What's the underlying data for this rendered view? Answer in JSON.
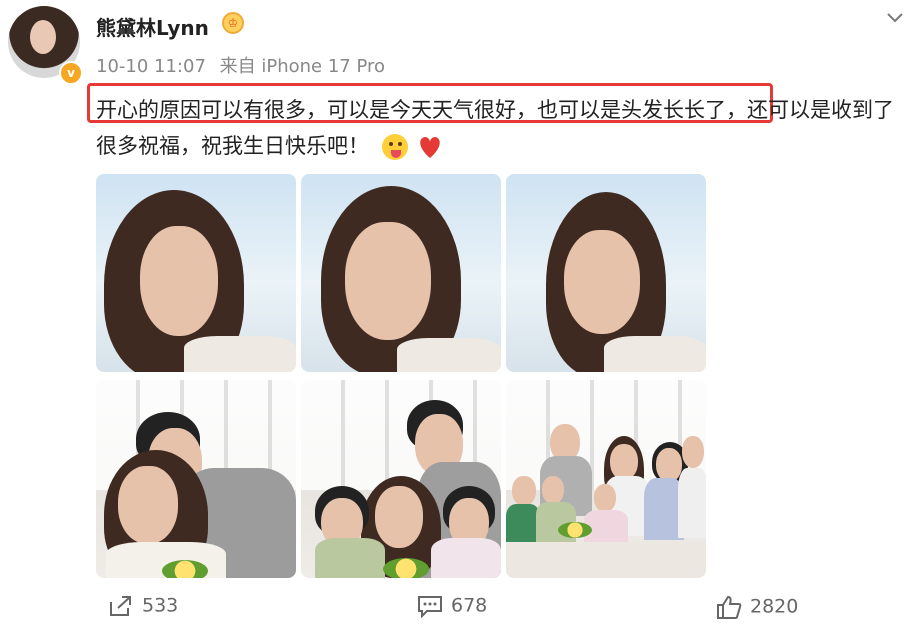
{
  "post": {
    "username": "熊黛林Lynn",
    "timestamp": "10-10 11:07",
    "source": "来自 iPhone 17 Pro",
    "text_highlighted": "开心的原因可以有很多，可以是今天天气很好，也可以是头发长长了",
    "text_rest": "，还可以是收到了很多祝福，祝我生日快乐吧！",
    "emojis": [
      "tongue-out-face-icon",
      "red-heart-icon"
    ],
    "highlight_color": "#e73935"
  },
  "actions": {
    "share_count": "533",
    "comment_count": "678",
    "like_count": "2820"
  },
  "photos": [
    {
      "label": "selfie-sky-1"
    },
    {
      "label": "selfie-sky-2"
    },
    {
      "label": "selfie-sky-3"
    },
    {
      "label": "couple-photo"
    },
    {
      "label": "family-photo-four"
    },
    {
      "label": "family-group-photo"
    }
  ]
}
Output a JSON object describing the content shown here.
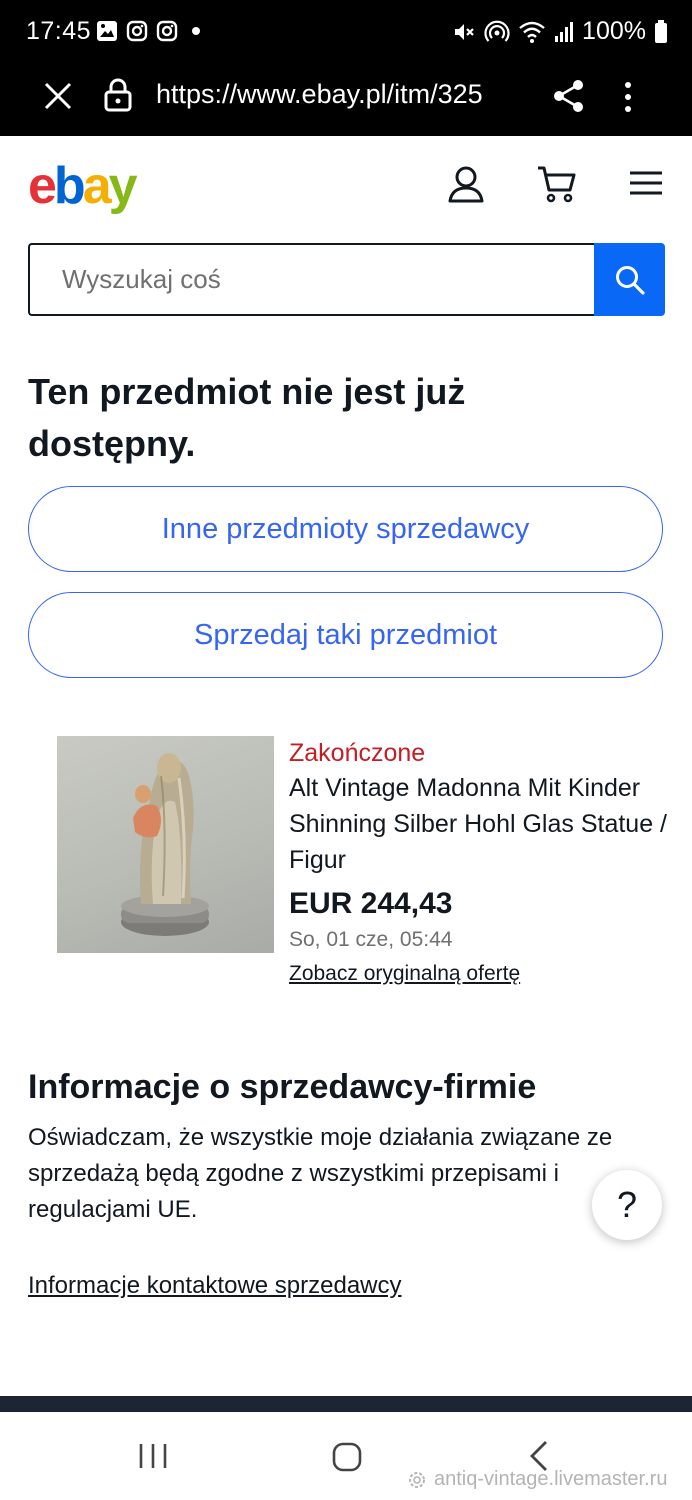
{
  "status_bar": {
    "time": "17:45",
    "battery": "100%"
  },
  "browser": {
    "url": "https://www.ebay.pl/itm/325"
  },
  "header": {
    "logo": {
      "e": "e",
      "b": "b",
      "a": "a",
      "y": "y"
    },
    "logo_colors": {
      "e": "#e53238",
      "b": "#0064d2",
      "a": "#f5af02",
      "y": "#86b817"
    }
  },
  "search": {
    "placeholder": "Wyszukaj coś",
    "button_color": "#0968f6"
  },
  "main": {
    "headline": "Ten przedmiot nie jest już dostępny.",
    "buttons": [
      {
        "label": "Inne przedmioty sprzedawcy"
      },
      {
        "label": "Sprzedaj taki przedmiot"
      }
    ]
  },
  "item": {
    "status": "Zakończone",
    "title": "Alt Vintage Madonna Mit Kinder Shinning Silber Hohl Glas Statue / Figur",
    "price": "EUR 244,43",
    "date": "So, 01 cze, 05:44",
    "link": "Zobacz oryginalną ofertę"
  },
  "seller": {
    "title": "Informacje o sprzedawcy-firmie",
    "text": "Oświadczam, że wszystkie moje działania związane ze sprzedażą będą zgodne z wszystkimi przepisami i regulacjami UE.",
    "contact_link": "Informacje kontaktowe sprzedawcy"
  },
  "help": {
    "label": "?"
  },
  "watermark": "antiq-vintage.livemaster.ru",
  "colors": {
    "accent_blue": "#3665f3",
    "ended_red": "#c41e24"
  }
}
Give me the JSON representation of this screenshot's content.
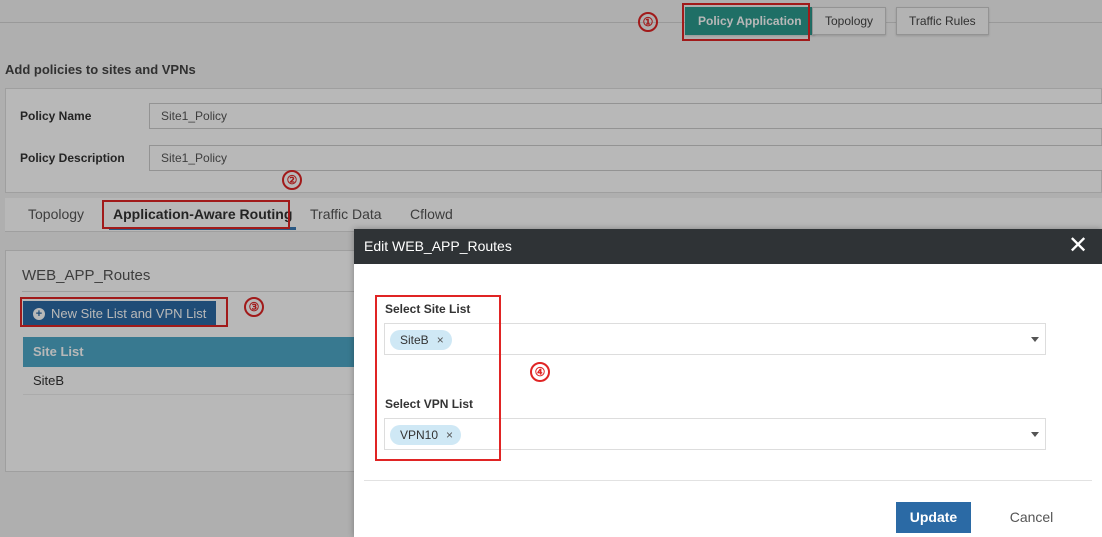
{
  "top_nav": {
    "buttons": [
      "Policy Application",
      "Topology",
      "Traffic Rules"
    ],
    "active": "Policy Application"
  },
  "section_title": "Add policies to sites and VPNs",
  "policy_form": {
    "name_label": "Policy Name",
    "name_value": "Site1_Policy",
    "desc_label": "Policy Description",
    "desc_value": "Site1_Policy"
  },
  "tabs": [
    "Topology",
    "Application-Aware Routing",
    "Traffic Data",
    "Cflowd"
  ],
  "active_tab": "Application-Aware Routing",
  "routes_panel": {
    "title": "WEB_APP_Routes",
    "new_button": "New Site List and VPN List",
    "column_header": "Site List",
    "rows": [
      "SiteB"
    ]
  },
  "modal": {
    "title": "Edit WEB_APP_Routes",
    "site_label": "Select Site List",
    "site_chip": "SiteB",
    "vpn_label": "Select VPN List",
    "vpn_chip": "VPN10",
    "update": "Update",
    "cancel": "Cancel"
  },
  "annotations": [
    "①",
    "②",
    "③",
    "④"
  ],
  "colors": {
    "accent_teal": "#2c9a8e",
    "primary_blue": "#2b6aa5",
    "header_blue": "#4ea8c8",
    "annotation_red": "#e02424",
    "modal_header": "#2f3336"
  },
  "icons": [
    "close-icon",
    "plus-circle-icon",
    "chip-remove-icon",
    "dropdown-caret-icon"
  ]
}
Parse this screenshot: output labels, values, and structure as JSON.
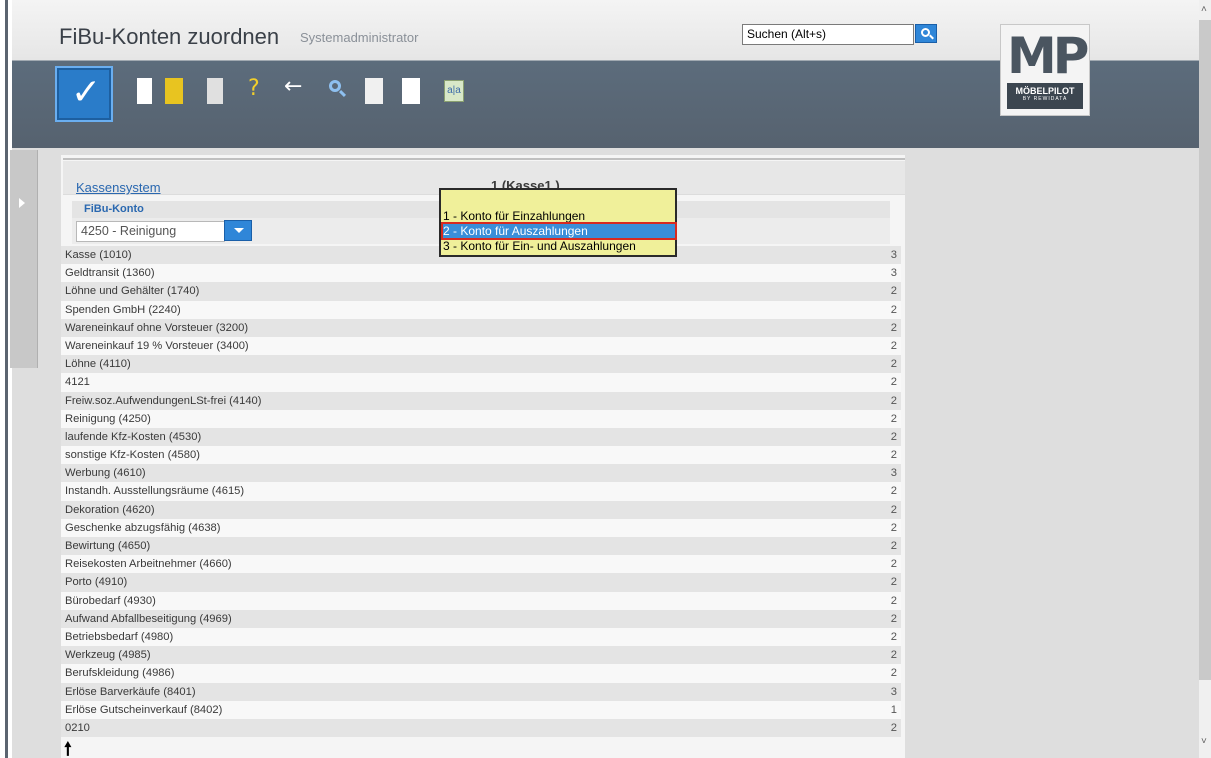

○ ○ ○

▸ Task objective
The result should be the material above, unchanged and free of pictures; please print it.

▸ Output for this task
What's the underlying data for this rendered view? Answer in JSON.
{
  "post": {
    "username": "熊黛林Lynn",
    "timestamp": "10-10 11:07",
    "source": "来自 iPhone 17 Pro",
    "text_highlighted": "开心的原因可以有很多，可以是今天天气很好，也可以是头发长长了",
    "text_rest": "，还可以是收到了很多祝福，祝我生日快乐吧！",
    "emojis": [
      "tongue-out-face-icon",
      "red-heart-icon"
    ],
    "highlight_color": "#e73935"
  },
  "actions": {
    "share_count": "533",
    "comment_count": "678",
    "like_count": "2820"
  },
  "photos": [
    {
      "label": "selfie-sky-1"
    },
    {
      "label": "selfie-sky-2"
    },
    {
      "label": "selfie-sky-3"
    },
    {
      "label": "couple-photo"
    },
    {
      "label": "family-photo-four"
    },
    {
      "label": "family-group-photo"
    }
  ]
}
Output a JSON object describing the content shown here.
{
  "status_bar": {
    "time": "17:45",
    "battery": "100%"
  },
  "browser": {
    "url": "https://www.ebay.pl/itm/325"
  },
  "header": {
    "logo": {
      "e": "e",
      "b": "b",
      "a": "a",
      "y": "y"
    },
    "logo_colors": {
      "e": "#e53238",
      "b": "#0064d2",
      "a": "#f5af02",
      "y": "#86b817"
    }
  },
  "search": {
    "placeholder": "Wyszukaj coś",
    "button_color": "#0968f6"
  },
  "main": {
    "headline": "Ten przedmiot nie jest już dostępny.",
    "buttons": [
      {
        "label": "Inne przedmioty sprzedawcy"
      },
      {
        "label": "Sprzedaj taki przedmiot"
      }
    ]
  },
  "item": {
    "status": "Zakończone",
    "title": "Alt Vintage Madonna Mit Kinder Shinning Silber Hohl Glas Statue / Figur",
    "price": "EUR 244,43",
    "date": "So, 01 cze, 05:44",
    "link": "Zobacz oryginalną ofertę"
  },
  "seller": {
    "title": "Informacje o sprzedawcy-firmie",
    "text": "Oświadczam, że wszystkie moje działania związane ze sprzedażą będą zgodne z wszystkimi przepisami i regulacjami UE.",
    "contact_link": "Informacje kontaktowe sprzedawcy"
  },
  "help": {
    "label": "?"
  },
  "watermark": "antiq-vintage.livemaster.ru",
  "colors": {
    "accent_blue": "#3665f3",
    "ended_red": "#c41e24"
  }
}
Give me the JSON representation of this screenshot's content.
{
  "top_nav": {
    "buttons": [
      "Policy Application",
      "Topology",
      "Traffic Rules"
    ],
    "active": "Policy Application"
  },
  "section_title": "Add policies to sites and VPNs",
  "policy_form": {
    "name_label": "Policy Name",
    "name_value": "Site1_Policy",
    "desc_label": "Policy Description",
    "desc_value": "Site1_Policy"
  },
  "tabs": [
    "Topology",
    "Application-Aware Routing",
    "Traffic Data",
    "Cflowd"
  ],
  "active_tab": "Application-Aware Routing",
  "routes_panel": {
    "title": "WEB_APP_Routes",
    "new_button": "New Site List and VPN List",
    "column_header": "Site List",
    "rows": [
      "SiteB"
    ]
  },
  "modal": {
    "title": "Edit WEB_APP_Routes",
    "site_label": "Select Site List",
    "site_chip": "SiteB",
    "vpn_label": "Select VPN List",
    "vpn_chip": "VPN10",
    "update": "Update",
    "cancel": "Cancel"
  },
  "annotations": [
    "①",
    "②",
    "③",
    "④"
  ],
  "colors": {
    "accent_teal": "#2c9a8e",
    "primary_blue": "#2b6aa5",
    "header_blue": "#4ea8c8",
    "annotation_red": "#e02424",
    "modal_header": "#2f3336"
  },
  "icons": [
    "close-icon",
    "plus-circle-icon",
    "chip-remove-icon",
    "dropdown-caret-icon"
  ]
}
Parse this screenshot: output labels, values, and structure as JSON.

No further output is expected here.